After "The Tango Maureen", when Joanne is talking to Maureen on the phone, the TV screen behind Tracie Thoms showed reflections of the crew. All those shots had to be sent to ILM to remove the reflections.
After "Today 4 U" a couple of moments were added by the actors after the director called, "Cut." They are Tom Collins (Jesse L. Martin) making the "whipped" gesture and sound, and Angel (Wilson Jermaine Heredia) hopping out of the screen when he says goodbye to Roger (Adam Pascal).
A number of costumes in the film are based on those from the original stage production, including the striped sweater Mark wears during "La Vie Boheme", Collins' hat, Mimi's New Year's Eve outfit (which she actually wears during 'Out Tonight' in the stage production), Maureen's catsuit, and several of Angel's costumes, including the flowered skirt, the "Pussy Galore" costume and the Santa suit.
Spike Lee was for a long time attached to direct. The song "Light My Candle" contains the line "I hear Spike Lee's shooting down the street;" this line remained unchanged in the movie's version of the song. Other rumored directors were Sam Mendes, Rob Marshall, and Baz Luhrmann.
Several character names are updated from Giacomo Puccini's opera La Boheme. Marcello the painter became Mark the filmmaker; Rudolfo the poet became Roger the musician; Colline the philosopher became Tom Collins. Benoit the landlord became Benny married-to-the-daughter-of-the-landlord, Musetta became Maureen, and Alcindoro the rich elderly man became Joanne the young female lawyer. Schaunard the musician became Angel. Mimi the young downstairs neighbor has the same name in both shows. Joanne also shares the role of Marcello with Mark. Mark represents Marcello as the best friend of Rodolfo/Roger, and Joanne represents Marcello as the jealous lover of Musetta/Maureen.

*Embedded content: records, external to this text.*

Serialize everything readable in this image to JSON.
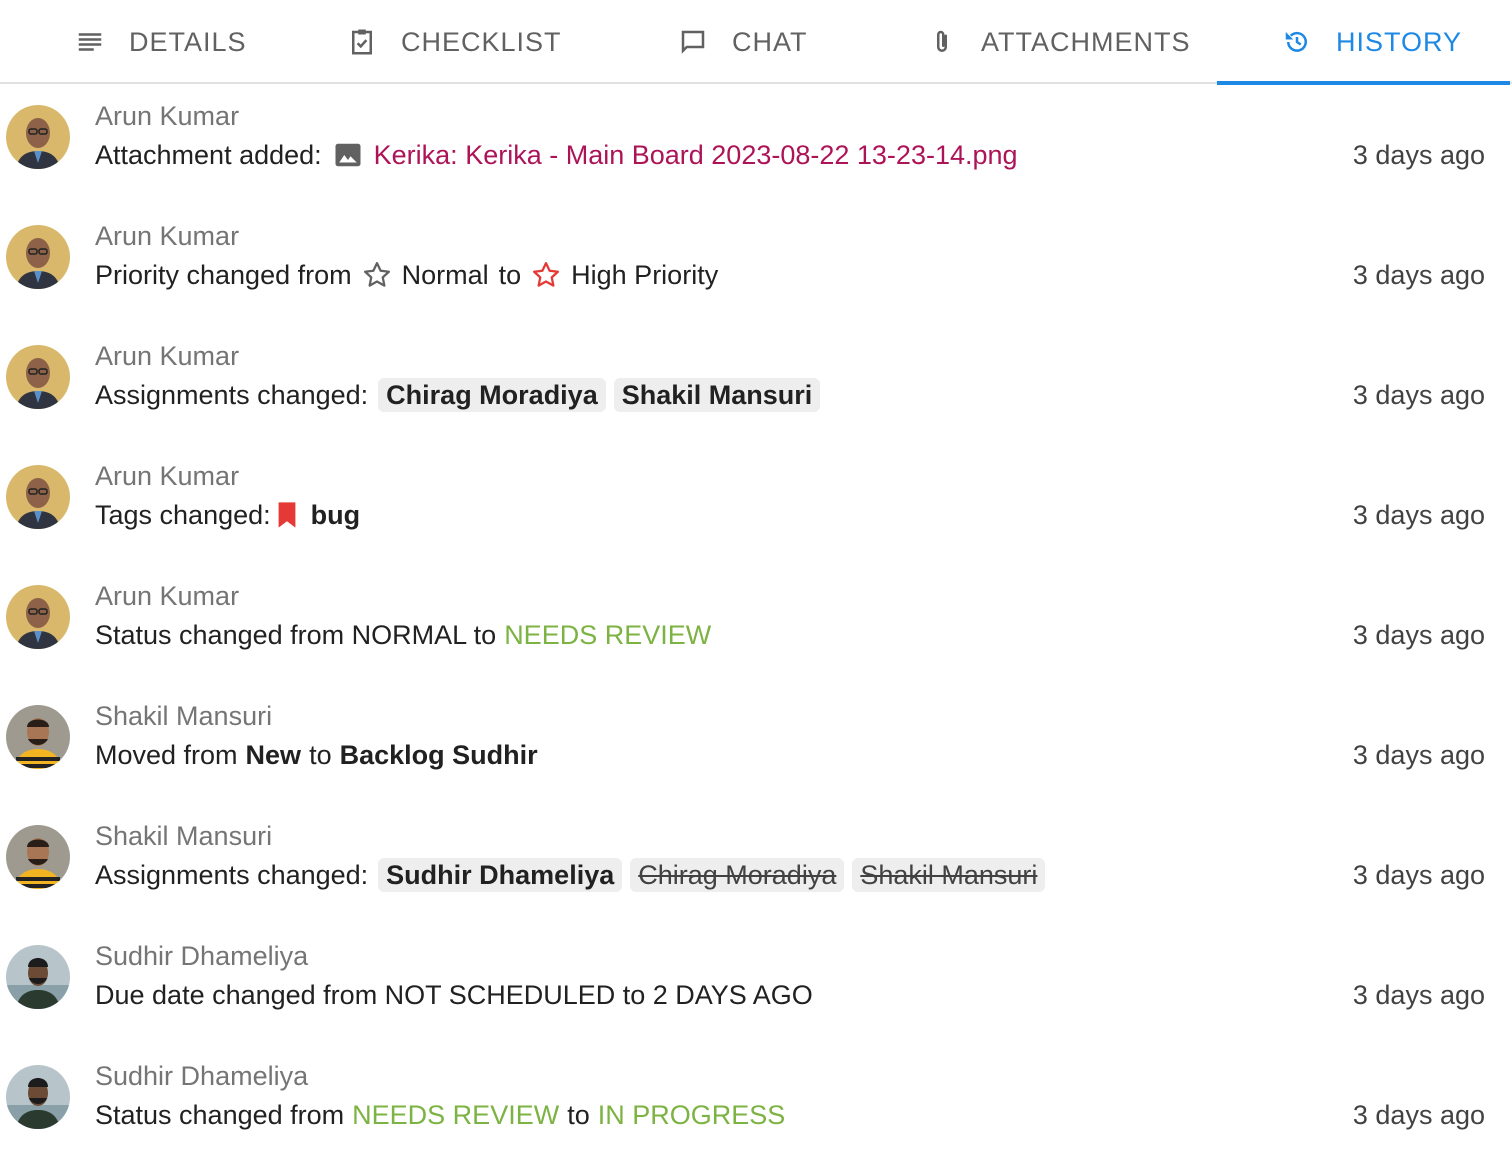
{
  "tabs": [
    {
      "label": "DETAILS",
      "icon": "details-icon"
    },
    {
      "label": "CHECKLIST",
      "icon": "checklist-icon"
    },
    {
      "label": "CHAT",
      "icon": "chat-icon"
    },
    {
      "label": "ATTACHMENTS",
      "icon": "attachment-icon"
    },
    {
      "label": "HISTORY",
      "icon": "history-icon",
      "active": true
    }
  ],
  "colors": {
    "accent": "#1e88e5",
    "status_green": "#7cb342",
    "link": "#ad1457",
    "priority_star": "#e53935",
    "tag_bug": "#e53935"
  },
  "history": [
    {
      "author": "Arun Kumar",
      "time": "3 days ago",
      "prefix": "Attachment added:",
      "file_name": "Kerika: Kerika - Main Board 2023-08-22 13-23-14.png"
    },
    {
      "author": "Arun Kumar",
      "time": "3 days ago",
      "prefix": "Priority changed from",
      "from": "Normal",
      "to_word": "to",
      "to": "High Priority"
    },
    {
      "author": "Arun Kumar",
      "time": "3 days ago",
      "prefix": "Assignments changed:",
      "chips": [
        "Chirag Moradiya",
        "Shakil Mansuri"
      ]
    },
    {
      "author": "Arun Kumar",
      "time": "3 days ago",
      "prefix": "Tags changed:",
      "tag": "bug"
    },
    {
      "author": "Arun Kumar",
      "time": "3 days ago",
      "prefix": "Status changed from NORMAL to",
      "status": "NEEDS REVIEW"
    },
    {
      "author": "Shakil Mansuri",
      "time": "3 days ago",
      "w1": "Moved from",
      "from": "New",
      "w2": "to",
      "to": "Backlog Sudhir"
    },
    {
      "author": "Shakil Mansuri",
      "time": "3 days ago",
      "prefix": "Assignments changed:",
      "added": "Sudhir Dhameliya",
      "removed": [
        "Chirag Moradiya",
        "Shakil Mansuri"
      ]
    },
    {
      "author": "Sudhir Dhameliya",
      "time": "3 days ago",
      "text": "Due date changed from NOT SCHEDULED to 2 DAYS AGO"
    },
    {
      "author": "Sudhir Dhameliya",
      "time": "3 days ago",
      "prefix": "Status changed from",
      "from_status": "NEEDS REVIEW",
      "to_word": "to",
      "to_status": "IN PROGRESS"
    }
  ]
}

During production, an Internet blog was set up on the film's official website. Blog entries were contributed by each of the principal cast members, Chris Columbus, and Julia McCallum. Occasionally, video updates would also be posted, which mostly featured footage (filmed by Anthony Rapp) of the actors on set.
The metal arch sculpture on Maureen's performance space during "Over the Moon" is an homage to the Broadway show. On the stage of the show, a similar metal sculpture is used throughout different scenes as a Christmas tree, a church steeple, and other various scenery pieces.
The stage musical "Rent" won the Pulitzer Prize in Drama in 1996. Only eight musicals have won the Pulitzer Prize in drama - one per decade from the 1930s to the 1990s. They are as follows: Of Thee I Sing (1972) from the 1930s, South Pacific (1958) from the 1940s, Fiorello from the 1950s, How to Succeed in Business Without Really Trying (1967) from the 1960s, A Chorus Line (1985) from the 1970s, Sunday in the Park with George from the 1980s, Rent (2005) from the 1990s, and Next to Normal from the 2000s.
Tracie Thoms auditioned for the Broadway production a number of times, but was never cast prior to this film. However, she reprised her role on Broadway in 2008, and appeared in the final run alongside Will Chase and Eden Espinosa.
Chris Columbus's daughter Eleanor Columbus, along with Jonathan Larson's nephew Matt, appear in a flashback scene where Roger plays at a club. The scene is not in the movie, but you can see them in the "seasons of love" teaser.
The trivia items below may give away important plot points.
The DVD release features an alternate ending based on the stage production, with all of the characters save for Angel are singing the finale on-stage. Angel eventually joins the group to finish the song.